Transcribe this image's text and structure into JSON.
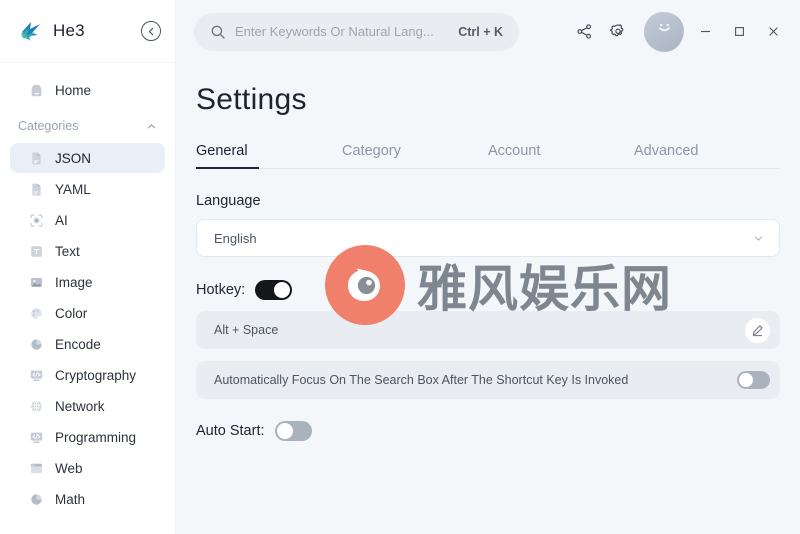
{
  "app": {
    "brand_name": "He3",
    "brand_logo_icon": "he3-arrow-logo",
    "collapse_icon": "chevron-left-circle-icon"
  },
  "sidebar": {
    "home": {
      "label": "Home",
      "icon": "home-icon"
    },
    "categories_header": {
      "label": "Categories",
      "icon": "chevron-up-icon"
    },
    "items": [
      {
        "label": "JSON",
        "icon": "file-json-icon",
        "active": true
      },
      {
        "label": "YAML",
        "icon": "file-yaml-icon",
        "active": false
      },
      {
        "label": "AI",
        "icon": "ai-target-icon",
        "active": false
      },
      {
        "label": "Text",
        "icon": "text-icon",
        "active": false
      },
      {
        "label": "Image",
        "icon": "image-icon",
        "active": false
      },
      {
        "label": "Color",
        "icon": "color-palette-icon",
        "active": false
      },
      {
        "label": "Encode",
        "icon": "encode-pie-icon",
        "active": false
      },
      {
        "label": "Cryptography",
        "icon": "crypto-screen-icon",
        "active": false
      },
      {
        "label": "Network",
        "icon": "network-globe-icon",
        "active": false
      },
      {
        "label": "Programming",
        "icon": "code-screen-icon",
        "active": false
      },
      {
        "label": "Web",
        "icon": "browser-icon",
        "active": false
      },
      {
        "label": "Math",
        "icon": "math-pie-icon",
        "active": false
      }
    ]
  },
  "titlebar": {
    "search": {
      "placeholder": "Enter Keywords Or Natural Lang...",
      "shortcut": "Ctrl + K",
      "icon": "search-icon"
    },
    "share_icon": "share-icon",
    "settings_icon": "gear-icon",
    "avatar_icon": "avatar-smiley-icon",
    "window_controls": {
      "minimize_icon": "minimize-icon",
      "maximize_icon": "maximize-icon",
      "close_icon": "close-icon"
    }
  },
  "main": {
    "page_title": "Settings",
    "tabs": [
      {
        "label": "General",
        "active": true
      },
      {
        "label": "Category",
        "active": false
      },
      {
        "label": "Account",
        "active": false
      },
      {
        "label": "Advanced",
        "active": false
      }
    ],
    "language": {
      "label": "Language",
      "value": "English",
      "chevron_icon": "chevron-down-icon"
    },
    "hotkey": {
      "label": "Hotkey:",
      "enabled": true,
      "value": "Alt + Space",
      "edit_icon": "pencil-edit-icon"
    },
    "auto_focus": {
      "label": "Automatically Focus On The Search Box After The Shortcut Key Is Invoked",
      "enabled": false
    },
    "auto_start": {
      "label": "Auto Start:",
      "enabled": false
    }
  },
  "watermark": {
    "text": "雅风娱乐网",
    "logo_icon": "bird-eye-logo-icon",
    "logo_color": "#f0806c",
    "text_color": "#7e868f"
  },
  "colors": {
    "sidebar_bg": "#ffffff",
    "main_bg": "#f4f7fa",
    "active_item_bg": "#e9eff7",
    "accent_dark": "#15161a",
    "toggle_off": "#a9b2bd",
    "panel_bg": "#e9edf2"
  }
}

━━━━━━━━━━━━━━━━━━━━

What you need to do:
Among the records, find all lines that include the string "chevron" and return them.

Answer to this problem:
    "collapse_icon": "chevron-left-circle-icon"
      "icon": "chevron-up-icon"
      "chevron_icon": "chevron-down-icon"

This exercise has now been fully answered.